cinnamon rolls

Stayed up til 3am in a “business meeting” over Gchat. Woke up at 8am to satisfy a high maintenance kitten. Looked outside, Bishkek is again blanketed in snow. A search for a snow shovel in the building turns up only rakes and ice picks.

Well, looks like the only thing to do is make cinnamon rolls. Duh.

Start with some inspiration and remember that there’s already a package of yeast in the fridge from when you did a two-second search on Google Translate and figured out that “дрожжи” is actually really easy to find. Remember that you also previously discovered cinnamon.

Gather ingredients. Estimate capacity of juice glasses and tea cups for measuring milk and flour.

Form dough. Consider the extreme variances of temperatures between drafty, unsealed window and the blazing hot radiator beneath it when looking for proper “warm place” to allow dough to rise.

Keep cat away from rising dough.

Next, make cinnamon sugar filling. Oh, wait. Brown sugar. You need brown sugar for this part.

No worry, you just went to the Chinese market and picked up three bags. Sprinkle away!

Maybe you went a little crazy with the butter.

With the delicate task of slicing this, think about how great it was to invest in a nice German-made knife. Sure, the Chinese one you bought when you first moved here was cheaper, but about as effective as using your hand to slice things. Thank goodness for easy import laws.

Get comfortable, kids. It’s only going to be a tighter fit from here.

And you wait. You watch some Korean TV and notice yet another gang of unruly Bishkek teenage boys standing in your courtyard. Life would probably be a lot better if everybody was at home making cinnamon rolls.

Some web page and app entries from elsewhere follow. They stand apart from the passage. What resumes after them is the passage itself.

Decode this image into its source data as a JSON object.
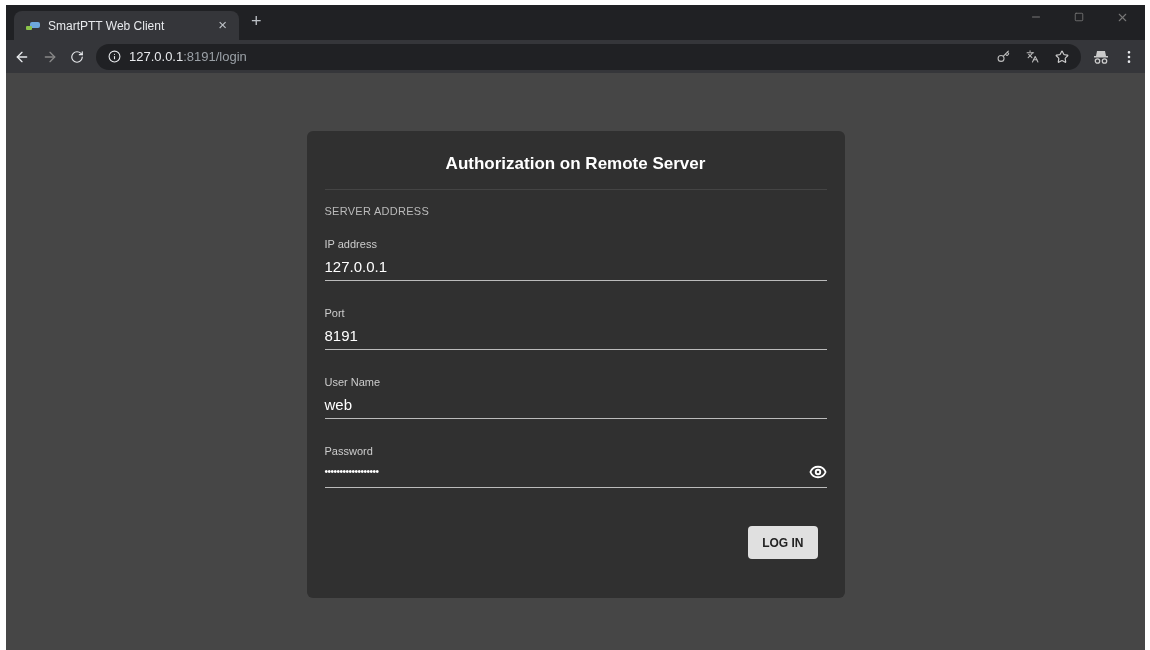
{
  "browser": {
    "tab": {
      "title": "SmartPTT Web Client",
      "close": "×",
      "selected": true
    },
    "new_tab": "+",
    "url": {
      "host": "127.0.0.1",
      "path": ":8191/login"
    }
  },
  "card": {
    "title": "Authorization on Remote Server",
    "section": "SERVER ADDRESS",
    "fields": [
      {
        "label": "IP address",
        "value": "127.0.0.1",
        "kind": "text"
      },
      {
        "label": "Port",
        "value": "8191",
        "kind": "text"
      },
      {
        "label": "User Name",
        "value": "web",
        "kind": "text"
      },
      {
        "label": "Password",
        "value": "••••••••••••••••••",
        "kind": "password"
      }
    ],
    "button": "LOG IN"
  }
}
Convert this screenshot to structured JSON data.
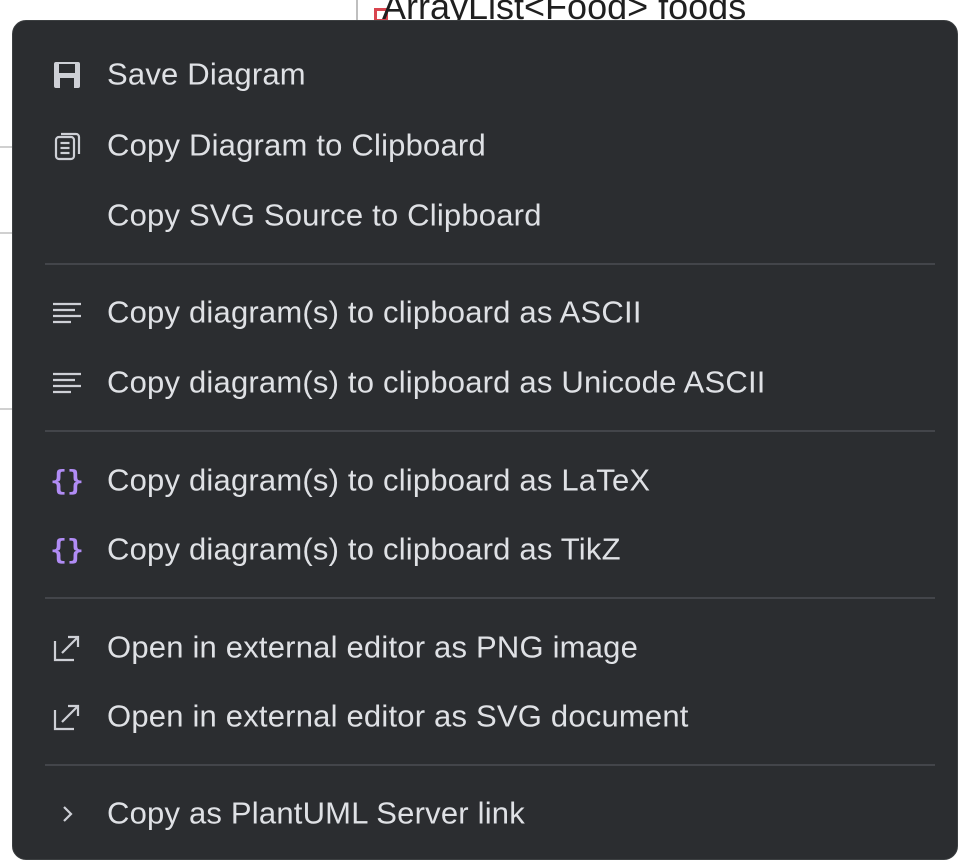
{
  "background": {
    "code_line": "ArrayList<Food> foods"
  },
  "menu": {
    "items": [
      {
        "label": "Save Diagram",
        "icon": "save-icon"
      },
      {
        "label": "Copy Diagram to Clipboard",
        "icon": "copy-icon"
      },
      {
        "label": "Copy SVG Source to Clipboard",
        "icon": ""
      },
      {
        "label": "Copy diagram(s) to clipboard as ASCII",
        "icon": "text-lines-icon"
      },
      {
        "label": "Copy diagram(s) to clipboard as Unicode ASCII",
        "icon": "text-lines-icon"
      },
      {
        "label": "Copy diagram(s) to clipboard as LaTeX",
        "icon": "braces-icon"
      },
      {
        "label": "Copy diagram(s) to clipboard as TikZ",
        "icon": "braces-icon"
      },
      {
        "label": "Open in external editor as PNG image",
        "icon": "external-link-icon"
      },
      {
        "label": "Open in external editor as SVG document",
        "icon": "external-link-icon"
      },
      {
        "label": "Copy as PlantUML Server link",
        "icon": "chevron-right-icon"
      }
    ]
  },
  "colors": {
    "menu_background": "#2b2d30",
    "menu_text": "#dfe1e5",
    "separator": "#43454a",
    "braces_accent": "#b18cf5",
    "field_icon": "#d9454f"
  }
}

Ugh, you wait patiently for them to cool. Watch more Korean TV in the meantime.

And then, as a reward for your hard work, you eat two.

(how all snow days should be)